A quick pit stop may feel like no time at all to you, but it’s too long to leave your pet in a car by himself. One hazard is heat: When it’s 72 degrees Fahrenheit outside, the temperature inside your car can heat up to 116 degrees within an hour. On an 85-degree day, even with the windows slightly open, the temperature inside your car can reach 102 degrees in just 10 minutes. If you’re held up for 30 minutes, you may return to a car that’s 120 degrees inside and a pet who is suffering irreversible organ damage or death.
A year-round hazard is the unspoken invitation you issue to pet (and car) thieves any time you leave your pet alone in a car.
Cool outside doesn’t mean cool in the car
It doesn’t have to be that warm outside for a car to become dangerously hot inside. Here are some facts:
When it’s 72 degrees Fahrenheit outside, the temperature inside your car can heat up to 116 degrees Fahrenheit within an hour.
When it’s 80 degrees Fahrenheit outside, the temperature inside your car can heat up to 99 degrees Fahrenheit within 10 minutes.
Rolling down the windows has been shown to have little effect on the temperature inside a car.
How to help a pet left in a hot car
Take down the car’s make, model and license-plate number.
If there are businesses nearby, notify their managers or security guards and ask them to make an announcement to find the car’s owner. Many people are unaware of the danger of leaving pets in hot cars and will quickly return to their vehicle once they are alerted to the situation.
If the owner can’t be found, call the non-emergency number of the local police or animal control and wait by the car for them to arrive.
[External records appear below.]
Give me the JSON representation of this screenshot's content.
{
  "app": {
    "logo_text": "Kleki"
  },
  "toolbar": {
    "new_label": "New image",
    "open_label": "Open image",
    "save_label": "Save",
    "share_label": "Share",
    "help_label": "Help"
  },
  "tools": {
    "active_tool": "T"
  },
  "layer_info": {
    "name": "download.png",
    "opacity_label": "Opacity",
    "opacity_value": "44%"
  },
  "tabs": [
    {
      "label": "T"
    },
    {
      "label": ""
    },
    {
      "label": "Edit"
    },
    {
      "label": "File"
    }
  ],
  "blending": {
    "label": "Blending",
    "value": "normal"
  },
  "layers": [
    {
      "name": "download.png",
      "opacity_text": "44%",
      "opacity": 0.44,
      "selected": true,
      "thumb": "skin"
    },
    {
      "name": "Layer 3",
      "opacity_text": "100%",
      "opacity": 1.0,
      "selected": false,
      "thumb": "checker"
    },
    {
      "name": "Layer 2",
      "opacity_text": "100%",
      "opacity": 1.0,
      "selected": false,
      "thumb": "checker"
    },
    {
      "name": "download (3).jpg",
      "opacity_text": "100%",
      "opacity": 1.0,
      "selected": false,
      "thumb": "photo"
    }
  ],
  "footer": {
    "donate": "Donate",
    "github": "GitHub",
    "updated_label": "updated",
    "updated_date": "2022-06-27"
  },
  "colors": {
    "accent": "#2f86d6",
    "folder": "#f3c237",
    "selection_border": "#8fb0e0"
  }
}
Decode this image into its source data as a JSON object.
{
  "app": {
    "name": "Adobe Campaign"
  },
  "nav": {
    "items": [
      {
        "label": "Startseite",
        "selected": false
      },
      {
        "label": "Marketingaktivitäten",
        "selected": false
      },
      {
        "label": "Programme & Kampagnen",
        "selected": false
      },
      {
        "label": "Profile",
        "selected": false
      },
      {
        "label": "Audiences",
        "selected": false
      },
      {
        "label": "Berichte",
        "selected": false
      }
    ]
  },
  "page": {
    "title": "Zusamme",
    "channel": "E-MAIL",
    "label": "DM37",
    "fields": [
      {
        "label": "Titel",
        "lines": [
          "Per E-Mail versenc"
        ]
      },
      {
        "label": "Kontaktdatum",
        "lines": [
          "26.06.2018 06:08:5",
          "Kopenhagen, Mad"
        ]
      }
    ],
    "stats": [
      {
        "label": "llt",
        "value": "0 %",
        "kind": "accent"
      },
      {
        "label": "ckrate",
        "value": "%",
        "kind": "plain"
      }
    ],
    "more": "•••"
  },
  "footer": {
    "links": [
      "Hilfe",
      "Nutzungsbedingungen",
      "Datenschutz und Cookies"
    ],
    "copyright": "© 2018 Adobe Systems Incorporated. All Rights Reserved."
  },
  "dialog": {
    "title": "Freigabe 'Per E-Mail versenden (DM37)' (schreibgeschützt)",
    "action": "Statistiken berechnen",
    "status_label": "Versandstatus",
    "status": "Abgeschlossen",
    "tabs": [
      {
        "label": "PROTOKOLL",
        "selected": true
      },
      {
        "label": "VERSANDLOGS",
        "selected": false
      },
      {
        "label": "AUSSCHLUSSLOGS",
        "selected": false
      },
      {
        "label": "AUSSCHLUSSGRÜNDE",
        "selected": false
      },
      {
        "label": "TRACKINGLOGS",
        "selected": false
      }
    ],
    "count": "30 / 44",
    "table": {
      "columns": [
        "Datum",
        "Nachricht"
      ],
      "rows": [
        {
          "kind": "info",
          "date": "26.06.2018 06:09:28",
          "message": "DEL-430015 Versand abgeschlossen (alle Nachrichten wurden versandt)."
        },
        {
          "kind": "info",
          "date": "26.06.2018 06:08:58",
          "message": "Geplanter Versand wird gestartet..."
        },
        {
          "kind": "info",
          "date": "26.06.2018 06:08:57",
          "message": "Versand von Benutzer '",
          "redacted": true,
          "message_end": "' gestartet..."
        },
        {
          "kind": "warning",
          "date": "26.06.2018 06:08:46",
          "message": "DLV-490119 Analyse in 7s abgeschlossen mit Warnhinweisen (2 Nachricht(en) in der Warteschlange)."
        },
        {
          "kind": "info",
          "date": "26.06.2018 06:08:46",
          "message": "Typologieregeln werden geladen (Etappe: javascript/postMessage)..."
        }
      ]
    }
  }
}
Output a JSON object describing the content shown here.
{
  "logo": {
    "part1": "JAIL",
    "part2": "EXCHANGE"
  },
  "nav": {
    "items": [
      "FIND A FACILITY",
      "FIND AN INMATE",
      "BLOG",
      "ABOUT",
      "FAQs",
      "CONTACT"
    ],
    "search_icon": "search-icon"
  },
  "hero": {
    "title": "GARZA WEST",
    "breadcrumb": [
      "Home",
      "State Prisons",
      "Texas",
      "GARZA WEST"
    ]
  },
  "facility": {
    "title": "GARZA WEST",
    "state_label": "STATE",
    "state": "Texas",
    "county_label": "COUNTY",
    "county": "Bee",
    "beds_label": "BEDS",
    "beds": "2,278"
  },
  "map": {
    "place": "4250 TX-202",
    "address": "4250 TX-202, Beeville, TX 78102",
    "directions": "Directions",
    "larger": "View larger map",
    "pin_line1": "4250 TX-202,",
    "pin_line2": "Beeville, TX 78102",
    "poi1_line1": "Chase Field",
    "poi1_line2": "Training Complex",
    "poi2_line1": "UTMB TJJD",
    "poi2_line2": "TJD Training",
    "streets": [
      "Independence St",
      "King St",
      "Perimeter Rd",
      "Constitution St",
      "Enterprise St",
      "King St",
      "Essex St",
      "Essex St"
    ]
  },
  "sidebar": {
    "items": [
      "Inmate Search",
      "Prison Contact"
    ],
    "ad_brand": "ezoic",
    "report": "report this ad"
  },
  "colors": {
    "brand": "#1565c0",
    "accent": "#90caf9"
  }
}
In several states good Samaritans can legally remove animals from cars under certain circumstances, so be sure to know the laws in your area and follow any steps required.